EXERCISE REQUIREMENTS - The data needs to be returned in full, exactly as it reads.
####
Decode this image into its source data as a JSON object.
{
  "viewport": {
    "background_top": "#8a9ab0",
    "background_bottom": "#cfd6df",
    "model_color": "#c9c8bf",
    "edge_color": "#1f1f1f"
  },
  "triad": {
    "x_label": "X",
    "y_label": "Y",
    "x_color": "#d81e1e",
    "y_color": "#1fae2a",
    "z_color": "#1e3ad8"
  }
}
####
SOLUTION FOR THIS TASK -
Decode this image into its source data as a JSON object.
{
  "viewport": {
    "background_top": "#8a9ab0",
    "background_bottom": "#cfd6df",
    "model_color": "#c9c8bf",
    "edge_color": "#1f1f1f"
  },
  "triad": {
    "x_label": "X",
    "y_label": "Y",
    "x_color": "#d81e1e",
    "y_color": "#1fae2a",
    "z_color": "#1e3ad8"
  }
}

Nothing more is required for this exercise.